**What to work on:** In the records that come next, find every line with "content". Return those lines.

**Extracted material:**
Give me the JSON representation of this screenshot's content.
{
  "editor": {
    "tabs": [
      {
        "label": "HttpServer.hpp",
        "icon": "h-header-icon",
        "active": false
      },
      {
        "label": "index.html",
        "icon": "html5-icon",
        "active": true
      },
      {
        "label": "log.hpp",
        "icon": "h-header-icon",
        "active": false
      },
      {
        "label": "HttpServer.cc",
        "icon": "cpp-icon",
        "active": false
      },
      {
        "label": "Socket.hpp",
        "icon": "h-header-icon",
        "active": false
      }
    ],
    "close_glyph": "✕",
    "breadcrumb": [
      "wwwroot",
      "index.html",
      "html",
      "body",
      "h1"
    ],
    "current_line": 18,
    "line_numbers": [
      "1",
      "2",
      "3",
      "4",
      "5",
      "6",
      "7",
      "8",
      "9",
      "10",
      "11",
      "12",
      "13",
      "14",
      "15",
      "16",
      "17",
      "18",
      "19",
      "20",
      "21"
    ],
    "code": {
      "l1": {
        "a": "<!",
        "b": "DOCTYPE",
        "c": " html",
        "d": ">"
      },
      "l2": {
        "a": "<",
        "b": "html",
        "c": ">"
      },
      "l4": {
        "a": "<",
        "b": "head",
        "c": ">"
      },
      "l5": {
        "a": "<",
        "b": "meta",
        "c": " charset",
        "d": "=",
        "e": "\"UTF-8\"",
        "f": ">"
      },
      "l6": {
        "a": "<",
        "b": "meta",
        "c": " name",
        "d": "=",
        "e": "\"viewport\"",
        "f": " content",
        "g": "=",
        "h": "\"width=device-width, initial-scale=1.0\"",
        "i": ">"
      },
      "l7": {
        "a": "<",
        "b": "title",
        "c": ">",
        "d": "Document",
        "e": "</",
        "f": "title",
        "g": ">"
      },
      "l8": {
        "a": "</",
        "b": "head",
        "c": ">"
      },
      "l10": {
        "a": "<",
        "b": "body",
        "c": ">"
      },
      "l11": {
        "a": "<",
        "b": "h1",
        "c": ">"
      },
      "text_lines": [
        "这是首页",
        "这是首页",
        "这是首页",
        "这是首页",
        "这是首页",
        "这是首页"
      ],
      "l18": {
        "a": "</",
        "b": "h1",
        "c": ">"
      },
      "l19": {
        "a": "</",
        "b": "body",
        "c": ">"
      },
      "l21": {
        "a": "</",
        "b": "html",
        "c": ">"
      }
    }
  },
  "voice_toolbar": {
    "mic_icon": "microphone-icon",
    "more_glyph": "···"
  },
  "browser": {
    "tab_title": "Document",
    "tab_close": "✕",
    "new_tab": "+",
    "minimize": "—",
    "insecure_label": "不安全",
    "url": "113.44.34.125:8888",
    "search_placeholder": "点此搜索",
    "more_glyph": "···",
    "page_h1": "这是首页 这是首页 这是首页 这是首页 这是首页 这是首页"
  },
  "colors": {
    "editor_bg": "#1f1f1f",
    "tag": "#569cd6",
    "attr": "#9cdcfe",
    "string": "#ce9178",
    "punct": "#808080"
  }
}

**Task output:**
Give me the JSON representation of this screenshot's content.
        "f": " content",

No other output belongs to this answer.